Task description
Return a copy of every line in the records that includes the word "fraction".

== Information

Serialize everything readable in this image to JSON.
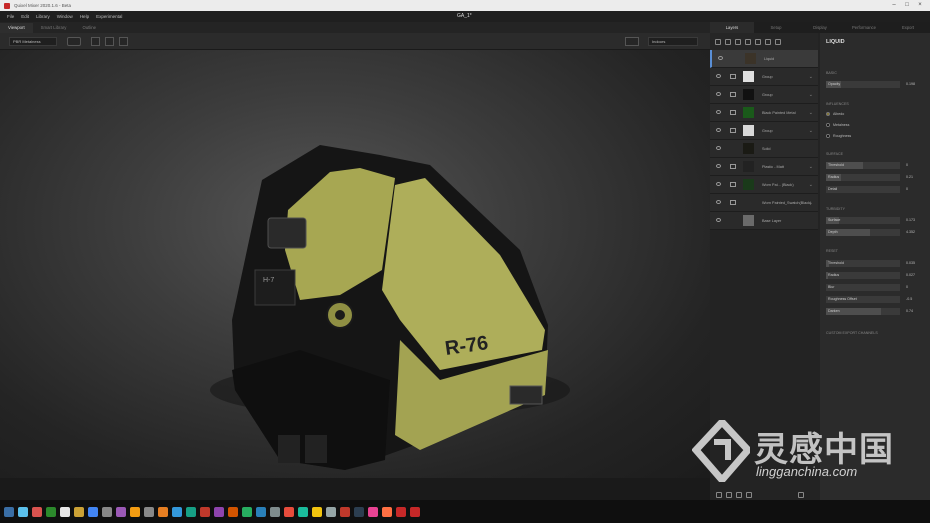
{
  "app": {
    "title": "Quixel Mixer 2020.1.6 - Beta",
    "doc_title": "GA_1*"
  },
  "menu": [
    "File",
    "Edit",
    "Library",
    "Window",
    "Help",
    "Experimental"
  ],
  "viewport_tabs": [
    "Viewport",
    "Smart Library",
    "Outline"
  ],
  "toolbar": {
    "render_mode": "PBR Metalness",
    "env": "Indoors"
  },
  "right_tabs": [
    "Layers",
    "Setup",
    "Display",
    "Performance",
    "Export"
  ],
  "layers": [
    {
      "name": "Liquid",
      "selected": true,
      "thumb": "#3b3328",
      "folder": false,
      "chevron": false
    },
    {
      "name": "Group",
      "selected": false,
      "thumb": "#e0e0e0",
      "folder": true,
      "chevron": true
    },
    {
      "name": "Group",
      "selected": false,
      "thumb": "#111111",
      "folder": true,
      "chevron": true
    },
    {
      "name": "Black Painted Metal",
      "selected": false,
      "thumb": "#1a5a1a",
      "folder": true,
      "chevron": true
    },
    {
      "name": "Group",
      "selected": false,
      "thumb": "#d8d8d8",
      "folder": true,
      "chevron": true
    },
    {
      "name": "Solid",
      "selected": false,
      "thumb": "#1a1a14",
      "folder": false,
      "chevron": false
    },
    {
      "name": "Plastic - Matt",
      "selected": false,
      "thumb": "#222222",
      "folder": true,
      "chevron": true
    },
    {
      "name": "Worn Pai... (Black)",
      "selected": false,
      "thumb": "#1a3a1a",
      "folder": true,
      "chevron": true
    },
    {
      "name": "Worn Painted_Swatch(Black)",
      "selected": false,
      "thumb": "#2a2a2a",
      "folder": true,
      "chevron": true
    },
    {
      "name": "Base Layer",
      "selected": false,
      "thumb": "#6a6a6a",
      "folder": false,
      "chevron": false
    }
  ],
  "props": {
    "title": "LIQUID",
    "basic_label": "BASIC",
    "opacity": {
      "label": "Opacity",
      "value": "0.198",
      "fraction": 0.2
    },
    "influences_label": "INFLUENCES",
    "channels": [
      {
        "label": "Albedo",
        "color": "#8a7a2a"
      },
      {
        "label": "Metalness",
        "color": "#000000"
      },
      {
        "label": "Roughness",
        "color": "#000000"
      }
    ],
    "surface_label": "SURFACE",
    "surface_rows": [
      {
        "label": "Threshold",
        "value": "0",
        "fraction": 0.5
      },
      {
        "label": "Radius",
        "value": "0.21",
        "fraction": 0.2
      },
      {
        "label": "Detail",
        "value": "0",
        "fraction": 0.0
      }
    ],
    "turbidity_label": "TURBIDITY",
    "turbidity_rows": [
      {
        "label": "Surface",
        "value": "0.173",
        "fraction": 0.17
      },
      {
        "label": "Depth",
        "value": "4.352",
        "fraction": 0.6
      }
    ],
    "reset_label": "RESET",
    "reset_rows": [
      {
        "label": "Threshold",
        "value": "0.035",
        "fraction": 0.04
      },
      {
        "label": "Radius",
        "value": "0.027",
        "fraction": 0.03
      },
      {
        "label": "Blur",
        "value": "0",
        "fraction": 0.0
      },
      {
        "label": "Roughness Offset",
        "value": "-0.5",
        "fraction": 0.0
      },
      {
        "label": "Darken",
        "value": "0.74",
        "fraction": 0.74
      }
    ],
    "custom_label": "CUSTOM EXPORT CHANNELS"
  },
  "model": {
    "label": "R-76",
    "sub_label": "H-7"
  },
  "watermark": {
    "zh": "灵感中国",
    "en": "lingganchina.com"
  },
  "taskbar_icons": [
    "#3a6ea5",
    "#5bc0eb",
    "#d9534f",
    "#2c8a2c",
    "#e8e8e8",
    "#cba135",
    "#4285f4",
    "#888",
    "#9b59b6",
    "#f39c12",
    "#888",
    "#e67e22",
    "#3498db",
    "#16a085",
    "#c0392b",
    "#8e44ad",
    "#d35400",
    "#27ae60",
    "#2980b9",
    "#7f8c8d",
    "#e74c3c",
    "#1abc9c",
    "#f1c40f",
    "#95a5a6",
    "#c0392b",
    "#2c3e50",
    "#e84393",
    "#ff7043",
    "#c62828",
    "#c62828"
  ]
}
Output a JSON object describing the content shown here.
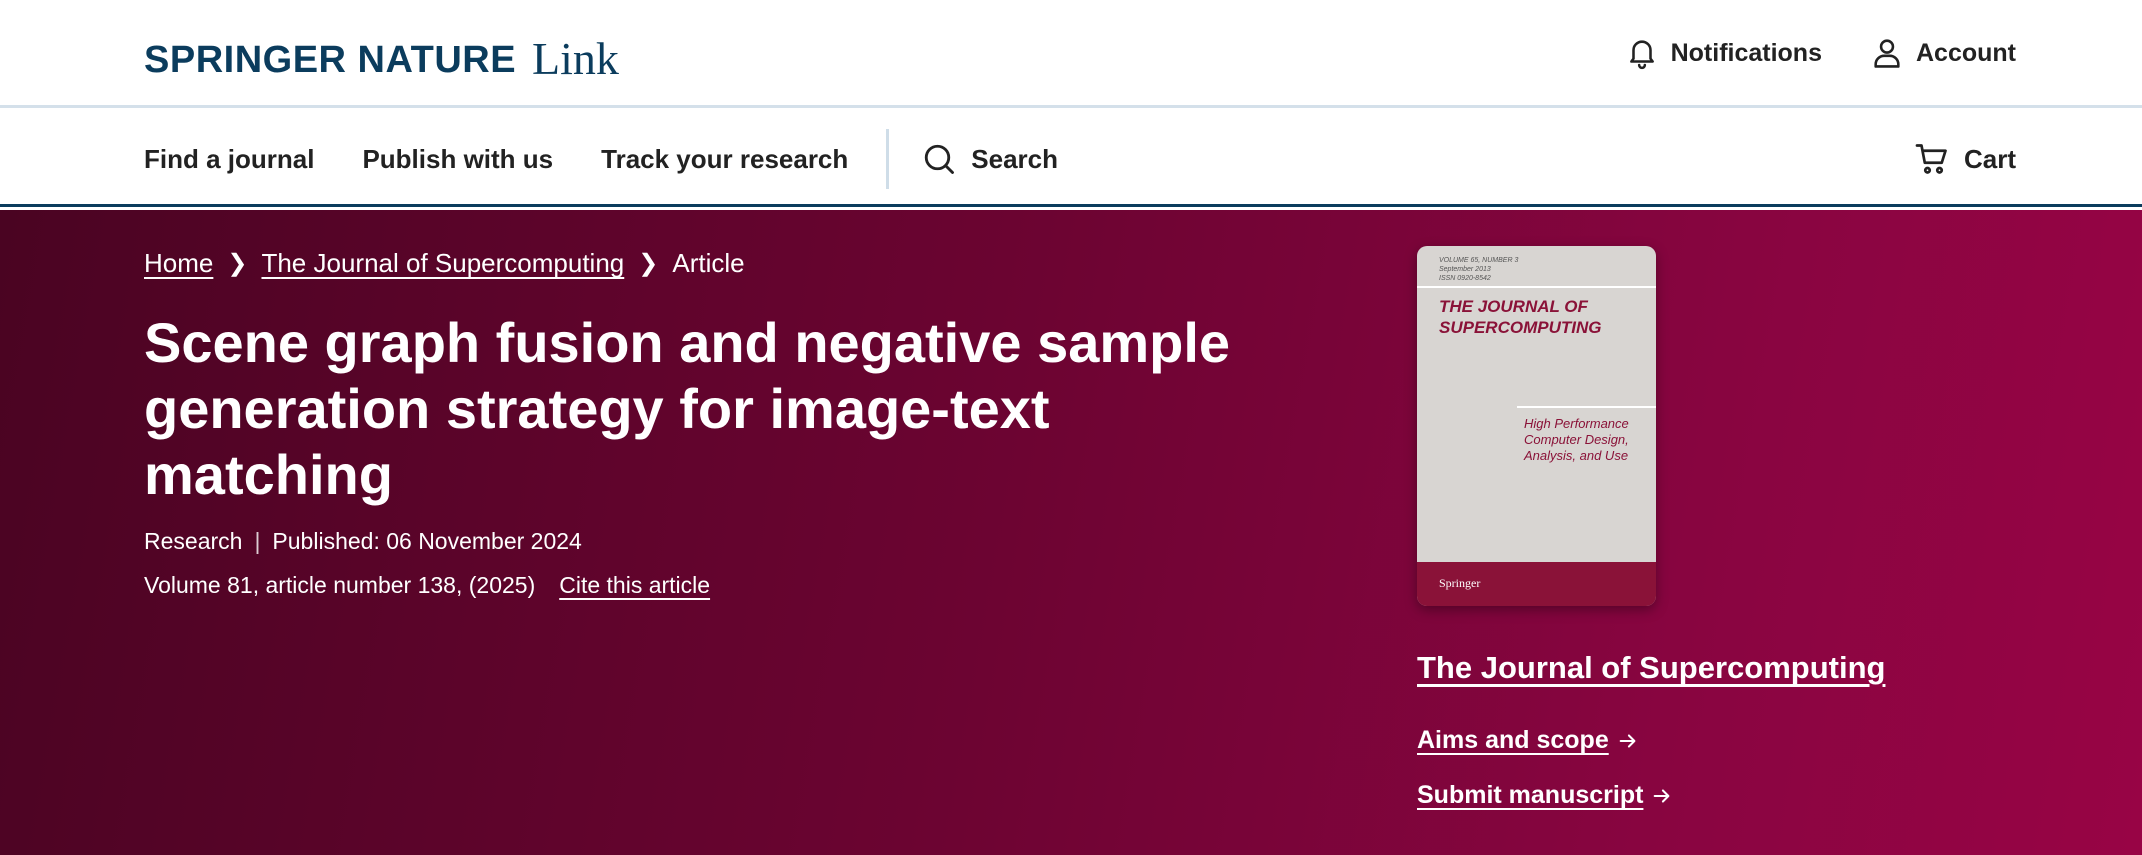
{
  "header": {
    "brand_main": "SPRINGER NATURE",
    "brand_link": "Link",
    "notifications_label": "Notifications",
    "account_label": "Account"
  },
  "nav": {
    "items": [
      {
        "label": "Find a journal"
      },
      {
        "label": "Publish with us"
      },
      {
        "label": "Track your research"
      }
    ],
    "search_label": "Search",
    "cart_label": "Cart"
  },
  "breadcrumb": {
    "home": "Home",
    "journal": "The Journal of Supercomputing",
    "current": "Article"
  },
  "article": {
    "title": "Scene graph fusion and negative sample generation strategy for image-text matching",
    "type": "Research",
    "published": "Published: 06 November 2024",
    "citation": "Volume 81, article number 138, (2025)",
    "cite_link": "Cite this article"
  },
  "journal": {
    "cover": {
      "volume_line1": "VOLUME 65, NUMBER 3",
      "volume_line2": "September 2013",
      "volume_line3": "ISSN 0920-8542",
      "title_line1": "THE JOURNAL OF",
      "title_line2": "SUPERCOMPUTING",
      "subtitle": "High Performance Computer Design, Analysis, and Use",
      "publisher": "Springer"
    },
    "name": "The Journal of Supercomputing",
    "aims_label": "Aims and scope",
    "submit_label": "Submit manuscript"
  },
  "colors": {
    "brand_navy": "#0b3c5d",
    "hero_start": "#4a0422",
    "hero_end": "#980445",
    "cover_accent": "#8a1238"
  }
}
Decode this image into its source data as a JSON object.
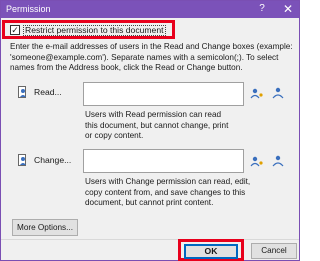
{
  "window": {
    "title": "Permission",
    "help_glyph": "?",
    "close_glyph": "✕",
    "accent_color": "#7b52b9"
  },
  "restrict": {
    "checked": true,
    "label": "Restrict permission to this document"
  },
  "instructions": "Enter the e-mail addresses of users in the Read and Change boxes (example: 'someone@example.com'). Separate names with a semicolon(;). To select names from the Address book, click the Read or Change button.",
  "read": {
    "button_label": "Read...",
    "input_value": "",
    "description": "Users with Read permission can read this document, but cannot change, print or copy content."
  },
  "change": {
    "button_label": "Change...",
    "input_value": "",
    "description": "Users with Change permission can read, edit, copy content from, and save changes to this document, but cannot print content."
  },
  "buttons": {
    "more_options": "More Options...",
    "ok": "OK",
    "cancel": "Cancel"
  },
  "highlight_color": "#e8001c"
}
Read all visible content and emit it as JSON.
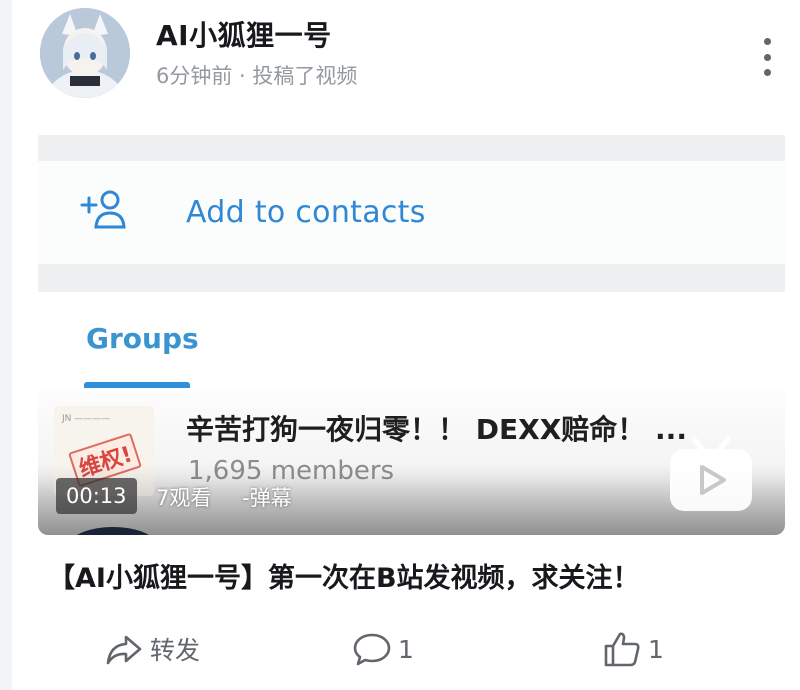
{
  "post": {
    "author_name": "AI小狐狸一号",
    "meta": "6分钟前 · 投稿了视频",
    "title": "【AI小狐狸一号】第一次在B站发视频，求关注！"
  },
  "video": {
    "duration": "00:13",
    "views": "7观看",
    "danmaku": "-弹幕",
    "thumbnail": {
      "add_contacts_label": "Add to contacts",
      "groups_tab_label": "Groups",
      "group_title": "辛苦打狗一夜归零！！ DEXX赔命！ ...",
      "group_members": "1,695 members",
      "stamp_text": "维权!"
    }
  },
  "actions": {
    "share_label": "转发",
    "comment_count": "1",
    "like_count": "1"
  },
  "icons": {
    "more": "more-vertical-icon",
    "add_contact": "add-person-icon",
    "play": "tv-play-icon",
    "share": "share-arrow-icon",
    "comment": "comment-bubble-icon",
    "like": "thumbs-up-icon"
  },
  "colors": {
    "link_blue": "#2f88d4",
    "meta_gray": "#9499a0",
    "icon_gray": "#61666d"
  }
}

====

Your solution
      "fraction": 0.2
        "fraction": 0.5
        "fraction": 0.2
        "fraction": 0.0
        "fraction": 0.17
        "fraction": 0.6
        "fraction": 0.04
        "fraction": 0.03
        "fraction": 0.0
        "fraction": 0.0
        "fraction": 0.74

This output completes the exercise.